BEGIN

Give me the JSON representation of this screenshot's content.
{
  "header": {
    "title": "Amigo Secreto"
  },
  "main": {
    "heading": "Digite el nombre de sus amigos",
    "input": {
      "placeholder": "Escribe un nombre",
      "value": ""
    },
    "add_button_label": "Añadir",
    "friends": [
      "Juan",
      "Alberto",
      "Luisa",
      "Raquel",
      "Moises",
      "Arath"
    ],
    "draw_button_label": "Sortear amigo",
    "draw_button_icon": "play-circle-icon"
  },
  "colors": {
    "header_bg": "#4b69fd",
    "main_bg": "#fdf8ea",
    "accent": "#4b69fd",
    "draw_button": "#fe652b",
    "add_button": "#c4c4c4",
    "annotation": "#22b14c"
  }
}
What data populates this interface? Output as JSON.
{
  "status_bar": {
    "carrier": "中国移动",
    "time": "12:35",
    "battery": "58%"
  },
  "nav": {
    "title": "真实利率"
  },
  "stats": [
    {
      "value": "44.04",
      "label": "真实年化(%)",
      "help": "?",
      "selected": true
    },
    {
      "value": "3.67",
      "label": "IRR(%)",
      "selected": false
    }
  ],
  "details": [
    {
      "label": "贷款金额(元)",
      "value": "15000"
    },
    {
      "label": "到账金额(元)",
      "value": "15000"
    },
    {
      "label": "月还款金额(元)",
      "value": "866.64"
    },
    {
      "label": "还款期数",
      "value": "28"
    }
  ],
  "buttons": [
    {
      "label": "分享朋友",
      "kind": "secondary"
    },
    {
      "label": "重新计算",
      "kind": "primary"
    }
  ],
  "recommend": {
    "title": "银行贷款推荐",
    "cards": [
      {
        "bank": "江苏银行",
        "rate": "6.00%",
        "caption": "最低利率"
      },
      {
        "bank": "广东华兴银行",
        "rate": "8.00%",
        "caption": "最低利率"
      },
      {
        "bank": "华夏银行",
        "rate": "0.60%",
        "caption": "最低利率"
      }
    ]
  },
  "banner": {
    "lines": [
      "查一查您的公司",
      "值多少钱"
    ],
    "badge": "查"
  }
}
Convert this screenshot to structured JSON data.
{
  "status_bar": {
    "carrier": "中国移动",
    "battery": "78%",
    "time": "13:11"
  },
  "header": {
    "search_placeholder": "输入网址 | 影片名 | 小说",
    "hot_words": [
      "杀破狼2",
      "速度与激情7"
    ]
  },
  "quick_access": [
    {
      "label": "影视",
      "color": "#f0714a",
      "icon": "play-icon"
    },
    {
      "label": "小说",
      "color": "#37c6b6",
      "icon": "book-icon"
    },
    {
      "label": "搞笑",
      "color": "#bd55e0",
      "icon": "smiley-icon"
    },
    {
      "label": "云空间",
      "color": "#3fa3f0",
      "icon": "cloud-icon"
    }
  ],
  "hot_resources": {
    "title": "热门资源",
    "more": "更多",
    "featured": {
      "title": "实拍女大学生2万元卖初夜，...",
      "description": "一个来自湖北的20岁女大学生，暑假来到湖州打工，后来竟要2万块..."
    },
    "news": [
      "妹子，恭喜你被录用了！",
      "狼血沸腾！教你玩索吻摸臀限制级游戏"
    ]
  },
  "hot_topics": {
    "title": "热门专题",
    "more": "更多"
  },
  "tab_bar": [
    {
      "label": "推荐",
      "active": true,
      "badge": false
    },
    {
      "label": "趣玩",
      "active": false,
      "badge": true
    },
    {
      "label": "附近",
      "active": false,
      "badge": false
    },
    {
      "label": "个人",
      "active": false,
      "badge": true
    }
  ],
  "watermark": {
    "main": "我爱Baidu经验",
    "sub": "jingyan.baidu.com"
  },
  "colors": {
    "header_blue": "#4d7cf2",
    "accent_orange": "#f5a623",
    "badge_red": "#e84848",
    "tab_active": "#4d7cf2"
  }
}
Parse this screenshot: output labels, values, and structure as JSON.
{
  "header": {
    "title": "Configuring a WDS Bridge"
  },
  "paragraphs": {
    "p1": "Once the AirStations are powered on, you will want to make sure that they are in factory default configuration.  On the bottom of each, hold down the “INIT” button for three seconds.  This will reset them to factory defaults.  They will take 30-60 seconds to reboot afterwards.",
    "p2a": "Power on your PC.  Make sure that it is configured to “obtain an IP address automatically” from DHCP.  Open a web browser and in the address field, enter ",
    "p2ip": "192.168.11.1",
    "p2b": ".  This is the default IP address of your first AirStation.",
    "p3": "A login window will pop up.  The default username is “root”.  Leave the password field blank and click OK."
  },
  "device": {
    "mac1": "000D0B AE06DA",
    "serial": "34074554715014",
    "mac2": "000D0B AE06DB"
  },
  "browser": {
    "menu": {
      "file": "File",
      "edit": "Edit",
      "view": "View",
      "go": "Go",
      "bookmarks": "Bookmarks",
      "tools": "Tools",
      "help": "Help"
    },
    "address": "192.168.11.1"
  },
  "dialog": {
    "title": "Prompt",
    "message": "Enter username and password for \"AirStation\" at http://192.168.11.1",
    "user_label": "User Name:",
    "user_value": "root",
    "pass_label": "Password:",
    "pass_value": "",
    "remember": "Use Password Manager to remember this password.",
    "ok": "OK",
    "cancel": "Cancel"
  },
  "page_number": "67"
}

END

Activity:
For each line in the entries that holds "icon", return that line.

Expected answer:
    "draw_button_icon": "play-circle-icon"
      "icon": "play-icon"
      "icon": "book-icon"
      "icon": "smiley-icon"
      "icon": "cloud-icon"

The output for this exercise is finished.